The news is very welcome in the Gulf Coast region, where the moratorium has been wildly unpopular from the start. It had been scheduled to end on November 30 of this year otherwise.Louisiana political leaders gave mixed reviews to the White House's announcement. Republican Gov. Bobby Jindal said in a statement that "the administration is certainly long overdue in undoing their 'job-killing policy,' " but added that he plans to wait and monitor "how new regulations on deep-water drilling are implemented to see if permits are issued in a timely manner."
Louisiana Senator Mary Landrieu likewise labeled the move "a good start," while noting that "it must be accompanied by an action plan to get the entire industry in the Gulf of Mexico back to work." Landrieu also said that she'll continue to hold up confirmation of Jack Lew, the Obama administration's nominee to head up the Office of Management and Budget, until she believes the Gulf oil industry is fully back in swing.

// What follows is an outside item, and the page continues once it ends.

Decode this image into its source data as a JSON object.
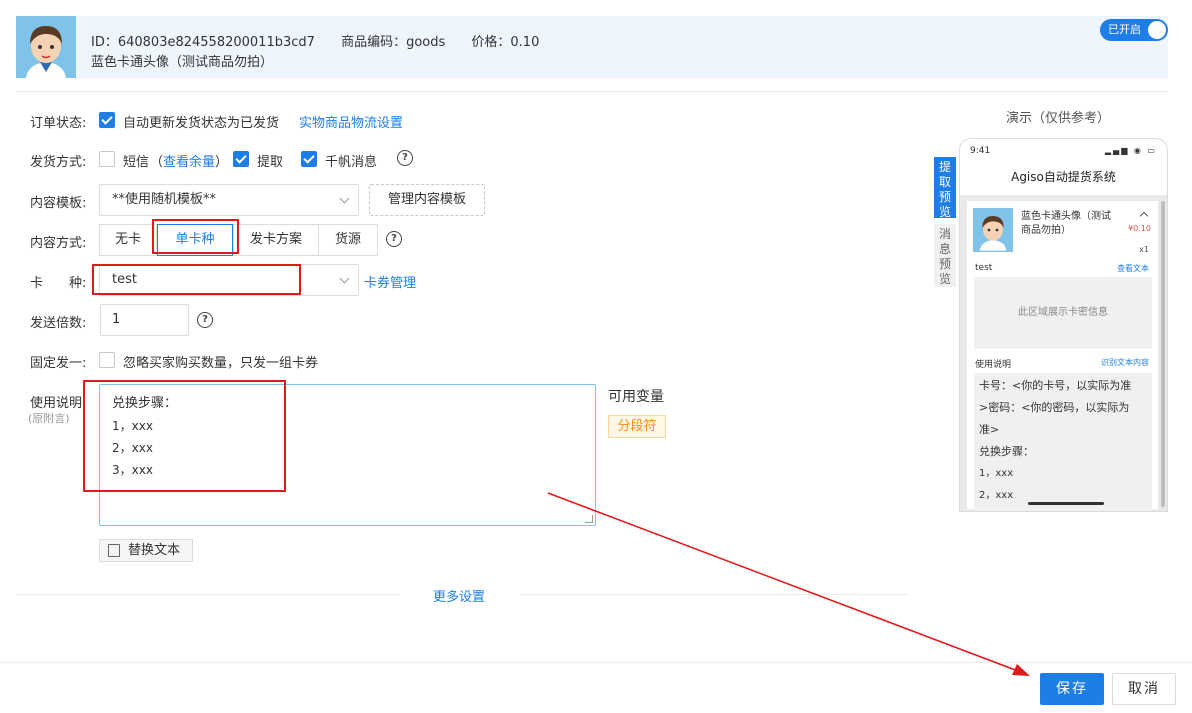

State Senator Norby Chabert — a Democrat whose conservative district contains some parts of coastal Louisiana hit hard economically by the moratorium — also chimed in, telling The Upshot that he's "excited they have finally decided to end this politically motivated moratorium on Louisiana jobs, but the damage to our workforce has been done, and I don't know how long it's going to take to put it back together."